In opera as in the grocery store there are the strange fruit (ugli, figli, migli). Usually they will sit in your fruit bowl and look comfortably exotic. Sometimes visiting children will play with them. And occasionally they will get eaten, almost always with surprising pleasure. Verdi’s Simon Boccanegra is such a fruit, and Opera de Montréal / San Diego Opera production, particularly its excellent international cast, makes for refreshing eating.

The plot makes my head ache and I won’t repeat it; you can read it in the programme. There was an anxious, pencil-sharpening stillness in the air when the audience opened their exam books, perforated only by the occasional doubtful exhalation. Later, my neighbour turned to me in exasperation and mutely prodded his booklet with his index finger, but I refused to help him cheat.

Sometimes at the OdM, especially with the baritone Alexandre Sylvestre, a minor role will have one of the loveliest voices. Not tonight: the curtain lifted on him in sung conversation with baritone Daniel Sutin, whose supple singing made for a haunting Paolo.

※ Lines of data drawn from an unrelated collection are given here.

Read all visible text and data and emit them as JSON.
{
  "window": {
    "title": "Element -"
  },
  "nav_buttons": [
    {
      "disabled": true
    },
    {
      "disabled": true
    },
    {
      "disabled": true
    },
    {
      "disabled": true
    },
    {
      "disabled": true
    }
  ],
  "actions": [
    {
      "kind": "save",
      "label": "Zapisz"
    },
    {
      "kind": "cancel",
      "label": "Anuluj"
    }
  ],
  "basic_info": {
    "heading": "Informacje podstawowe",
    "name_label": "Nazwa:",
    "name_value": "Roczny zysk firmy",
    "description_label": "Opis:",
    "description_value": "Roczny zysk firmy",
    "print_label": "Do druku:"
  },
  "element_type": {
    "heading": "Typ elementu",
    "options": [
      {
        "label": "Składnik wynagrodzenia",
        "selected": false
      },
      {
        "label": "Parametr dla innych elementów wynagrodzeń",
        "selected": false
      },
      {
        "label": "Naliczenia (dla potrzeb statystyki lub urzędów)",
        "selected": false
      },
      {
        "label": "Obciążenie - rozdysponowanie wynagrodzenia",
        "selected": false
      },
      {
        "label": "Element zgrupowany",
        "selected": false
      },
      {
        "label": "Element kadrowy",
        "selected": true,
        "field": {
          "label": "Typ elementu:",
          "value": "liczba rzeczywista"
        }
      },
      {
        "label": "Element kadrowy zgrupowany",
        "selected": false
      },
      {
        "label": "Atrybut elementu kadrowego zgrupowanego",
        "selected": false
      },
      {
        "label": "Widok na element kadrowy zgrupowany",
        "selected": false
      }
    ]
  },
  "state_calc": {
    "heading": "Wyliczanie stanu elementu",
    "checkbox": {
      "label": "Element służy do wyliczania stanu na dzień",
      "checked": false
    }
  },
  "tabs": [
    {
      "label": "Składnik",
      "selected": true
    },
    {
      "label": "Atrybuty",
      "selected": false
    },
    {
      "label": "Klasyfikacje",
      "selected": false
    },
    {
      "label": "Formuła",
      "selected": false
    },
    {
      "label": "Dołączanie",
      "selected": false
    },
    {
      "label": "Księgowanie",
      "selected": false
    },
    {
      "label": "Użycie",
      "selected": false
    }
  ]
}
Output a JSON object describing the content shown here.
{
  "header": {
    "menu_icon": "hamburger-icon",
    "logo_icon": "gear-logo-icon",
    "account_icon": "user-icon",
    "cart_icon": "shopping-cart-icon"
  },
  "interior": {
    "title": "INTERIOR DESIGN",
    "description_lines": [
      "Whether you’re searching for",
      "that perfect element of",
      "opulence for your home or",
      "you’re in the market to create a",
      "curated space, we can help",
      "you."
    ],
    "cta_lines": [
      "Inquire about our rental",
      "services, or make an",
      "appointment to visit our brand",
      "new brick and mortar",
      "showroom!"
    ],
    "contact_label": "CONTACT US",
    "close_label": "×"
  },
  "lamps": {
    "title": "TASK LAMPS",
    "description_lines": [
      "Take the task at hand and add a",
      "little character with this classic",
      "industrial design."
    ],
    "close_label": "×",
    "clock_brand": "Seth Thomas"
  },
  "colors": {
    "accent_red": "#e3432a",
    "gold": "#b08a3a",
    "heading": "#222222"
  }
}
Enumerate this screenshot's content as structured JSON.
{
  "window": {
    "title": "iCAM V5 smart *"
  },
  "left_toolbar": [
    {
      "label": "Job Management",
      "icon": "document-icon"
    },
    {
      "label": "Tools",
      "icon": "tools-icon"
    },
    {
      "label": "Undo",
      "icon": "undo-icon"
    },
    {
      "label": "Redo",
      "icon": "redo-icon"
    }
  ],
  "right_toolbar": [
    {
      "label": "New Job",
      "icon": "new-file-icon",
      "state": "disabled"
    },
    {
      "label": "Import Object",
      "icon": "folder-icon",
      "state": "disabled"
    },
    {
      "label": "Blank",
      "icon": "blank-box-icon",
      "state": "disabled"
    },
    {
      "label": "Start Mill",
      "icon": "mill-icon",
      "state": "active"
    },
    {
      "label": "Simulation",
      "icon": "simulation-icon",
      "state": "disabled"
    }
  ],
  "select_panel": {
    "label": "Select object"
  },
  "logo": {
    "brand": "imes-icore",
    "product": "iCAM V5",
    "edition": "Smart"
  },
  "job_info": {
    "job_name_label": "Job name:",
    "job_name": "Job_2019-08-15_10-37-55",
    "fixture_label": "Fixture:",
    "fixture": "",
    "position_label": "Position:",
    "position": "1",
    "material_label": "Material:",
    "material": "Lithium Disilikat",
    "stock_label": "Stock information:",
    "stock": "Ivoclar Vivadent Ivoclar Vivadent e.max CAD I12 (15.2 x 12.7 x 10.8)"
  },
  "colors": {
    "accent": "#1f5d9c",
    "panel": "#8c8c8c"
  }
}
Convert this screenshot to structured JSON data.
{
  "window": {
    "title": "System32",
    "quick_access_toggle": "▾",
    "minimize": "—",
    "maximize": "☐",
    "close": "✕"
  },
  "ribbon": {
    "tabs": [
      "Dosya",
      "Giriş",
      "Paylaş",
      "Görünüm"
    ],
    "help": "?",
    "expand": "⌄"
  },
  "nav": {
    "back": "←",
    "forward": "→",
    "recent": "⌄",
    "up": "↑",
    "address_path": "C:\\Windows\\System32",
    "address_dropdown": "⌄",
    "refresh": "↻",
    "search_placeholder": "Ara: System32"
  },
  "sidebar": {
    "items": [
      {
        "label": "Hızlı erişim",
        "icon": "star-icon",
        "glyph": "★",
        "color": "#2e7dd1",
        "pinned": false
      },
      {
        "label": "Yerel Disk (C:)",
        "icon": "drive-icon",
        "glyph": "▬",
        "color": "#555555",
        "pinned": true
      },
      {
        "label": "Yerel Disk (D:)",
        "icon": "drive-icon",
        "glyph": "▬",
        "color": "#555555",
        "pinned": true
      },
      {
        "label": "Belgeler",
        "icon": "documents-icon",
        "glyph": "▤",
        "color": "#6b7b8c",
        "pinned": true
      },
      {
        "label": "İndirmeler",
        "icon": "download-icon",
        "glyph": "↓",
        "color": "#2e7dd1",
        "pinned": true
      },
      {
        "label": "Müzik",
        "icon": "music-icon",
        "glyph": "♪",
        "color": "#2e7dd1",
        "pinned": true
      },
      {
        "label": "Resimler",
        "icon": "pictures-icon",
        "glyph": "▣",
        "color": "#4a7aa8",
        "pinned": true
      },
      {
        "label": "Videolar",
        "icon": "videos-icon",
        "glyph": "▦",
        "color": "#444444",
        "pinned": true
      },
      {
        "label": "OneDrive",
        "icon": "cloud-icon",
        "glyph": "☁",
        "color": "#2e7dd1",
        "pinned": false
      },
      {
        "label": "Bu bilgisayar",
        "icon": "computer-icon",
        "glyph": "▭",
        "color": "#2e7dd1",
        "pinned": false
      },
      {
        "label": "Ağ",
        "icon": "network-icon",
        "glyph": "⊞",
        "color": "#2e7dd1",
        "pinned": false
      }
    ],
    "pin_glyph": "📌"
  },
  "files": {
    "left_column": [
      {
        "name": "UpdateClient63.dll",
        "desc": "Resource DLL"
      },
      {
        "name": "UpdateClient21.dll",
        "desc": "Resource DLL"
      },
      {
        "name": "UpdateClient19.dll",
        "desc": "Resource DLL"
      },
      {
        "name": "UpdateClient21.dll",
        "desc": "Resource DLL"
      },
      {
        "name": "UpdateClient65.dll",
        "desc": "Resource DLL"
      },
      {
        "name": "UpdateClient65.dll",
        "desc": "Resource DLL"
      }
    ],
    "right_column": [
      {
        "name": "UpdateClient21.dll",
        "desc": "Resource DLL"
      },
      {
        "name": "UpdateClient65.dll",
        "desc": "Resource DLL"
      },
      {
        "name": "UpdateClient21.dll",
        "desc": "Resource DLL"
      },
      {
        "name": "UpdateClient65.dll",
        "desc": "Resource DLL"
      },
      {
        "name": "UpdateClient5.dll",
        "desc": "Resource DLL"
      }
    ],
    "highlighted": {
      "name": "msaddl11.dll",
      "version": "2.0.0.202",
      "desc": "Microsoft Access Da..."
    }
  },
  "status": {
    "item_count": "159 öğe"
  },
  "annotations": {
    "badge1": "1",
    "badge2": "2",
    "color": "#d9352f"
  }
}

Sylvestre’s Pietro was velveteen, and together they set the standard high for the evening.

Not to be upstaged in this manliest of operas, baritone (yes another one) Alberto Gazale’s Simon was powerful, his colouring rich and ranging as the tormented Doge. He got even better as the evening progressed.

And it is a long evening, but the sadistically inclined may enjoy watching others struggle to remember who the characters are halfway through each act. Some took a proactive approach, such as the lady in row N who hauled a searchlight out of her handbag, plugged it into a portable generator, and began to read. It made the Bat-Signal look like an easybake oven. Bass Burak Bilgili paced what shadows remained as Fiesco, a mannequin for the big mean forces of history; he sang richly, bitterly, and with the great singer’s sense of vocal reserve.

A squad of talent onstage but it was tenor Roberto Di Biasio whose triumph as Gabriele brought tears to the eyes of my Standard Opera Companion (restless “Jimmy legs” model—who is this Jimmy? I will mess the bastard up.) It was Di Biasio’s evening; his singing was keen and pulsing with life.

Di Biasio and soprano Hiromi Omuga, 2008’s Cio-Cio San, moved stiffly and could have used a massage to limber up. Dressing rooms are left unheated with the understanding that stars will provide their own hot air (in Greenland they heat 64% of homes this way, which is why you never see singers from Greenland) but perhaps these two are modest enough for electric heaters?

Omuga was an uneven Amelia though always master of her voice; delicate at first, she was a stiff virgin in Act 1 and tended to lose consonants to the smooth run of song. She coloured better as an angry kidnap victim and protective daughter.

This production continues the local tradition of effective and totally unoriginal staging. Pieces moved, rotated, slid, together and apart without much effect in a slow motion kind of Tetris. A case of vodka to the stagehand who leads the revolution.

Visiting conductor Keri-Lynn Wilson pushed, when she could, and immeasurably helped the elephantine plot remain interesting; I would love to hear her leading the MSO.